*Task prompt*: Below are some records; give them all again exactly, but not the pictures.

[Stored entries]
::::

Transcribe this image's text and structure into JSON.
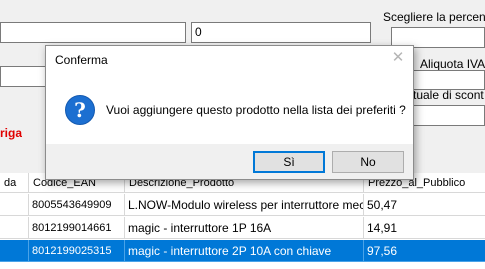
{
  "background_form": {
    "scegliere_label": "Scegliere la percentu",
    "number_field_value": "0",
    "aliquota_label": "Aliquota IVA",
    "sconto_label": "tuale di scont",
    "riga_label": "riga",
    "accent_red": "#e00000"
  },
  "grid": {
    "headers": [
      "da",
      "Codice_EAN",
      "Descrizione_Prodotto",
      "Prezzo_al_Pubblico"
    ],
    "rows": [
      {
        "code": "8005543649909",
        "desc": "L.NOW-Modulo wireless per interruttore mecc",
        "price": "50,47"
      },
      {
        "code": "8012199014661",
        "desc": "magic - interruttore 1P 16A",
        "price": "14,91"
      },
      {
        "code": "8012199025315",
        "desc": "magic - interruttore 2P 10A con chiave",
        "price": "97,56",
        "selected": true
      }
    ],
    "selection_color": "#0078d7"
  },
  "dialog": {
    "title": "Conferma",
    "close_symbol": "✕",
    "icon": "question-icon",
    "icon_glyph": "?",
    "message": "Vuoi aggiungere questo prodotto nella lista dei preferiti ?",
    "yes_label": "Sì",
    "no_label": "No"
  }
}
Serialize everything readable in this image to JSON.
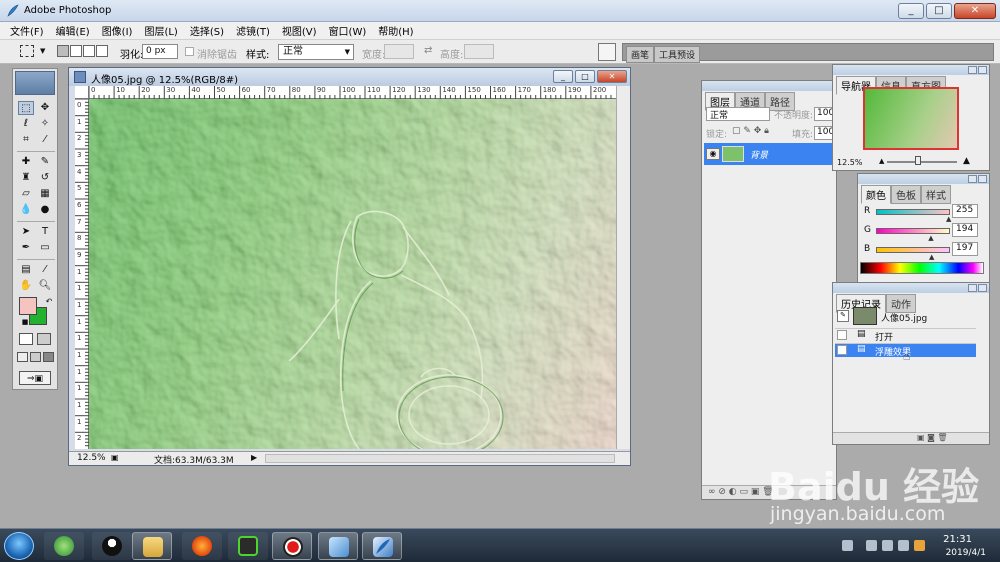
{
  "app": {
    "title": "Adobe Photoshop",
    "window_buttons": [
      "_",
      "□",
      "✕"
    ]
  },
  "menu": [
    "文件(F)",
    "编辑(E)",
    "图像(I)",
    "图层(L)",
    "选择(S)",
    "滤镜(T)",
    "视图(V)",
    "窗口(W)",
    "帮助(H)"
  ],
  "options": {
    "feather_label": "羽化:",
    "feather_value": "0 px",
    "antialias_label": "消除锯齿",
    "style_label": "样式:",
    "style_value": "正常",
    "width_label": "宽度:",
    "height_label": "高度:",
    "palette_tabs": [
      "画笔",
      "工具预设"
    ]
  },
  "document": {
    "title": "人像05.jpg @ 12.5%(RGB/8#)",
    "zoom": "12.5%",
    "doc_info": "文档:63.3M/63.3M",
    "ruler_h": [
      "0",
      "10",
      "20",
      "30",
      "40",
      "50",
      "60",
      "70",
      "80",
      "90",
      "100",
      "110",
      "120",
      "130",
      "140",
      "150",
      "160",
      "170",
      "180",
      "190",
      "200"
    ],
    "ruler_v": [
      "0",
      "1",
      "2",
      "3",
      "4",
      "5",
      "6",
      "7",
      "8",
      "9",
      "1",
      "1",
      "1",
      "1",
      "1",
      "1",
      "1",
      "1",
      "1",
      "1",
      "2"
    ]
  },
  "layers_panel": {
    "tabs": [
      "图层",
      "通道",
      "路径"
    ],
    "blend_mode": "正常",
    "opacity_label": "不透明度:",
    "opacity_value": "100",
    "lock_label": "锁定:",
    "fill_label": "填充:",
    "fill_value": "100",
    "layer_name": "背景"
  },
  "navigator_panel": {
    "tabs": [
      "导航器",
      "信息",
      "直方图"
    ],
    "zoom": "12.5%"
  },
  "color_panel": {
    "tabs": [
      "颜色",
      "色板",
      "样式"
    ],
    "channels": [
      {
        "label": "R",
        "value": "255"
      },
      {
        "label": "G",
        "value": "194"
      },
      {
        "label": "B",
        "value": "197"
      }
    ],
    "channel_levels": [
      1.0,
      0.76,
      0.77
    ]
  },
  "history_panel": {
    "tabs": [
      "历史记录",
      "动作"
    ],
    "snapshot": "人像05.jpg",
    "items": [
      "打开",
      "浮雕效果"
    ],
    "active_item": "浮雕效果"
  },
  "colors": {
    "foreground": "#f5c3c0",
    "background": "#22b22f",
    "selection": "#3a83f0"
  },
  "taskbar": {
    "apps": [
      "ie-icon",
      "qq-icon",
      "explorer-icon",
      "firefox-icon",
      "iqiyi-icon",
      "recorder-icon",
      "app-icon",
      "photoshop-icon"
    ],
    "time": "21:31",
    "date": "2019/4/1"
  },
  "watermark": {
    "logo": "Baidu 经验",
    "url": "jingyan.baidu.com"
  }
}
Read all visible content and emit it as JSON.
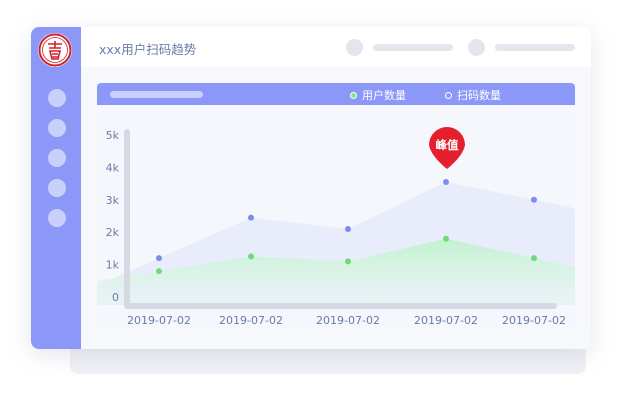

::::

*Solved problem*:
Transcribe this image's text and structure into JSON.
{
  "background_form": {
    "scegliere_label": "Scegliere la percentu",
    "number_field_value": "0",
    "aliquota_label": "Aliquota IVA",
    "sconto_label": "tuale di scont",
    "riga_label": "riga",
    "accent_red": "#e00000"
  },
  "grid": {
    "headers": [
      "da",
      "Codice_EAN",
      "Descrizione_Prodotto",
      "Prezzo_al_Pubblico"
    ],
    "rows": [
      {
        "code": "8005543649909",
        "desc": "L.NOW-Modulo wireless per interruttore mecc",
        "price": "50,47"
      },
      {
        "code": "8012199014661",
        "desc": "magic - interruttore 1P 16A",
        "price": "14,91"
      },
      {
        "code": "8012199025315",
        "desc": "magic - interruttore 2P 10A con chiave",
        "price": "97,56",
        "selected": true
      }
    ],
    "selection_color": "#0078d7"
  },
  "dialog": {
    "title": "Conferma",
    "close_symbol": "✕",
    "icon": "question-icon",
    "icon_glyph": "?",
    "message": "Vuoi aggiungere questo prodotto nella lista dei preferiti ?",
    "yes_label": "Sì",
    "no_label": "No"
  }
}
Serialize everything readable in this image to JSON.
{
  "app": {
    "title": "Adobe Photoshop",
    "window_buttons": [
      "_",
      "□",
      "✕"
    ]
  },
  "menu": [
    "文件(F)",
    "编辑(E)",
    "图像(I)",
    "图层(L)",
    "选择(S)",
    "滤镜(T)",
    "视图(V)",
    "窗口(W)",
    "帮助(H)"
  ],
  "options": {
    "feather_label": "羽化:",
    "feather_value": "0 px",
    "antialias_label": "消除锯齿",
    "style_label": "样式:",
    "style_value": "正常",
    "width_label": "宽度:",
    "height_label": "高度:",
    "palette_tabs": [
      "画笔",
      "工具预设"
    ]
  },
  "document": {
    "title": "人像05.jpg @ 12.5%(RGB/8#)",
    "zoom": "12.5%",
    "doc_info": "文档:63.3M/63.3M",
    "ruler_h": [
      "0",
      "10",
      "20",
      "30",
      "40",
      "50",
      "60",
      "70",
      "80",
      "90",
      "100",
      "110",
      "120",
      "130",
      "140",
      "150",
      "160",
      "170",
      "180",
      "190",
      "200"
    ],
    "ruler_v": [
      "0",
      "1",
      "2",
      "3",
      "4",
      "5",
      "6",
      "7",
      "8",
      "9",
      "1",
      "1",
      "1",
      "1",
      "1",
      "1",
      "1",
      "1",
      "1",
      "1",
      "2"
    ]
  },
  "layers_panel": {
    "tabs": [
      "图层",
      "通道",
      "路径"
    ],
    "blend_mode": "正常",
    "opacity_label": "不透明度:",
    "opacity_value": "100",
    "lock_label": "锁定:",
    "fill_label": "填充:",
    "fill_value": "100",
    "layer_name": "背景"
  },
  "navigator_panel": {
    "tabs": [
      "导航器",
      "信息",
      "直方图"
    ],
    "zoom": "12.5%"
  },
  "color_panel": {
    "tabs": [
      "颜色",
      "色板",
      "样式"
    ],
    "channels": [
      {
        "label": "R",
        "value": "255"
      },
      {
        "label": "G",
        "value": "194"
      },
      {
        "label": "B",
        "value": "197"
      }
    ],
    "channel_levels": [
      1.0,
      0.76,
      0.77
    ]
  },
  "history_panel": {
    "tabs": [
      "历史记录",
      "动作"
    ],
    "snapshot": "人像05.jpg",
    "items": [
      "打开",
      "浮雕效果"
    ],
    "active_item": "浮雕效果"
  },
  "colors": {
    "foreground": "#f5c3c0",
    "background": "#22b22f",
    "selection": "#3a83f0"
  },
  "taskbar": {
    "apps": [
      "ie-icon",
      "qq-icon",
      "explorer-icon",
      "firefox-icon",
      "iqiyi-icon",
      "recorder-icon",
      "app-icon",
      "photoshop-icon"
    ],
    "time": "21:31",
    "date": "2019/4/1"
  },
  "watermark": {
    "logo": "Baidu 经验",
    "url": "jingyan.baidu.com"
  }
}
Read all visible content and emit it as JSON.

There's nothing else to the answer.